Skip to content ↓
Vital Stories

Supporting Pregnant and Parenting People Who Use Drugs: A New Toolkit and Webinar

Pregnant and parenting people who use drugs can face severe legal repercussions, including the involvement of child welfare agencies, which too often results in family separation. In New Jersey, approximately  one-third of children entering foster care are there in part because of parental substance use.  

The good news is that harm reduction strategies centering the health, autonomy, and dignity of pregnant and parenting people who use drugs can increase racial and health equity, prevent overdose, and improve maternal health outcomes

“Creating Safe Care: Supporting Pregnant and Parenting Patients Who Use Drugs,” a toolkit created by the Camden Coalition in New Jersey with support from Vital Strategies, equips health care providers with the knowledge and tools they need to support pregnant and parenting people who use drugs. It aims to make a report to child welfare services a last resort only.  

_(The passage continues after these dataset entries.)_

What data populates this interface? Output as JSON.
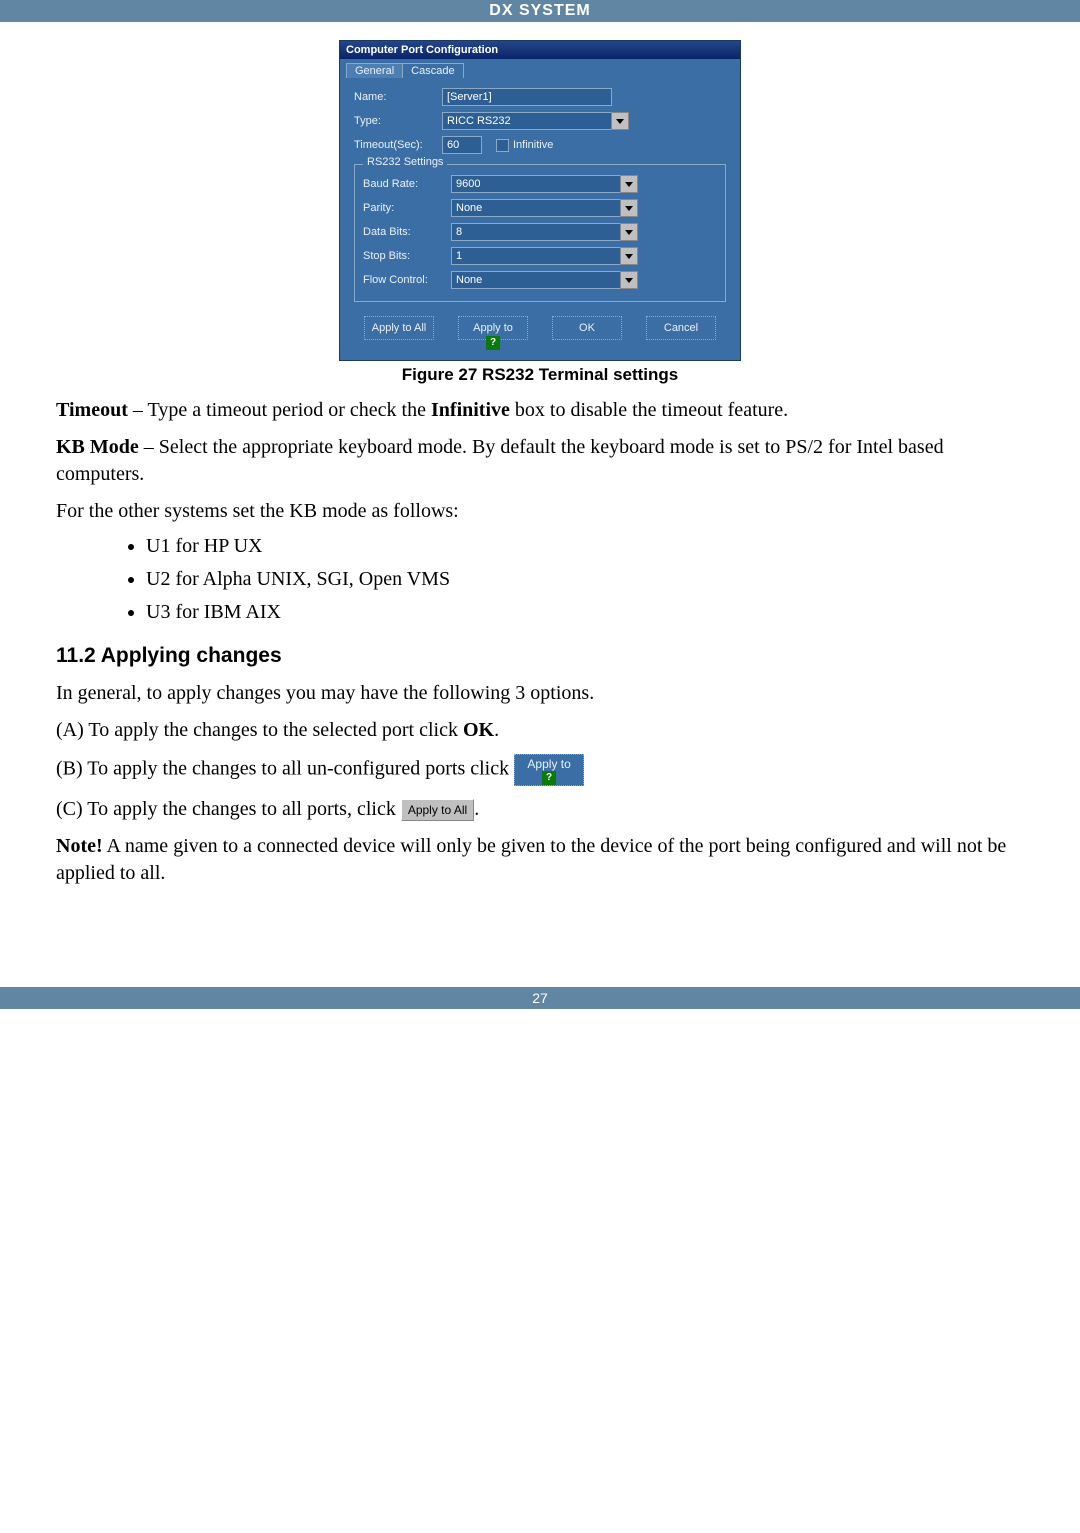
{
  "header": {
    "title": "DX SYSTEM"
  },
  "dialog": {
    "title": "Computer Port Configuration",
    "tab_general": "General",
    "tab_cascade": "Cascade",
    "name_label": "Name:",
    "name_value": "[Server1]",
    "type_label": "Type:",
    "type_value": "RICC RS232",
    "timeout_label": "Timeout(Sec):",
    "timeout_value": "60",
    "infinitive_label": "Infinitive",
    "group_title": "RS232 Settings",
    "baud_label": "Baud Rate:",
    "baud_value": "9600",
    "parity_label": "Parity:",
    "parity_value": "None",
    "databits_label": "Data Bits:",
    "databits_value": "8",
    "stopbits_label": "Stop Bits:",
    "stopbits_value": "1",
    "flow_label": "Flow Control:",
    "flow_value": "None",
    "btn_apply_all": "Apply to All",
    "btn_apply_to": "Apply to",
    "btn_ok": "OK",
    "btn_cancel": "Cancel"
  },
  "figure_caption": "Figure 27 RS232 Terminal settings",
  "para_timeout_bold": "Timeout",
  "para_timeout_rest": " – Type a timeout period or check the ",
  "para_timeout_bold2": "Infinitive",
  "para_timeout_rest2": " box to disable the timeout feature.",
  "para_kb_bold": "KB Mode",
  "para_kb_rest": " – Select the appropriate keyboard mode. By default the keyboard mode is set to PS/2 for Intel based computers.",
  "para_for_other": "For the other systems set the KB mode as follows:",
  "kb_list": {
    "i0": "U1 for HP UX",
    "i1": "U2 for Alpha UNIX, SGI, Open VMS",
    "i2": "U3 for IBM AIX"
  },
  "section_heading": "11.2 Applying changes",
  "para_general": "In general, to apply changes you may have the following 3 options.",
  "para_a_pre": "(A) To apply the changes to the selected port click ",
  "para_a_bold": "OK",
  "para_a_post": ".",
  "para_b_pre": "(B) To apply the changes to all un-configured ports click ",
  "inline_applyto": "Apply to",
  "para_c_pre": "(C) To apply the changes to all ports, click ",
  "inline_applyall": "Apply to All",
  "para_c_post": ".",
  "note_bold": "Note!",
  "note_rest": " A name given to a connected device will only be given to the device of the port being configured and will not be applied to all.",
  "footer": {
    "page": "27"
  }
}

Tragically, when separated from their children, parents are at an increased risk of experiencing a fatal overdose. Family separation also has harmful impacts on children who are placed into foster system services—particularly Black, Native American, multiracial, and Pacific Islander children who are overrepresented in the foster care system.  

The toolkit equips health care workers to adopt a family-focused, whole-person approach when working with pregnant and parenting people who use drugs. Having access to quality maternal health care and social support without the fear of criminalization is crucial, not only for racial and health equity but also for overdose prevention and prevention of maternal mortality. Overdose is a leading cause of maternal mortality in the United States.  

The toolkit highlights the health and social needs of pregnant and parenting people who use drugs and offers strategies to address those needs grounded in racial equity, compassion and harm reduction principles. “Creating Safe Care” is meant to serve as a guide for implementing best practices and evidence-based practice models. 

The toolkit is organized into five main sections:  

  • Relationship-building 
  • Screening  
  • Treatment planning 
  • Reporting  
  • Providers as partners  

Each intervention in the toolkit is  evidence-based. Worksheets, tools and sample forms that can be easily replicated and used in care settings are included, as well as templates for family court letters, motivational interviewing scripts, health screening tools and other resources.  

“Creating Safe Care” comes at a crucial time as reproductive rights are being rolled back in the United States. On June 24, 2022, the U.S. Supreme Court overturned Roe v. Wade, a landmark 1973 ruling affirming the constitutional right to abortion. The overturning of Roe v. Wade disproportionately affects Black, Indigenous, and other people of color seeking an abortion, amplifying barriers such as out-of-state travel costs and systemic racism in health care. Many experts worry that state-level abortion bans and “fetal personhood” measures will lead to even more severe legal repercussions for pregnant people who use drugs. 

Vital Strategies and the Camden Coalition will be co-hosting “Exploring tools to support pregnant and parenting patients who use drugs,” a moderated panel discussion on Aug. 4, 2022 at 1 p.m. New Jersey time  to highlight the toolkit and evidence-based strategies that health care providers can use. The webinar will also address ways in which providers can respond to harmful federal and state policies, and steps they can take to improve policies and practices within their own institutions.  

To learn more about the guide and our work, register for the Aug. 4, 2022 webinar

Learn more about our Overdose Prevention Program and follow us on Twitter at @VitalStrat.    

Authors: Kyli Rodriguez-Cayro, Content Manager, Overdose Prevention Program at Vital Strategies and Emily Wasuna, Program Manager for Field Building and Resources, Camden Coalition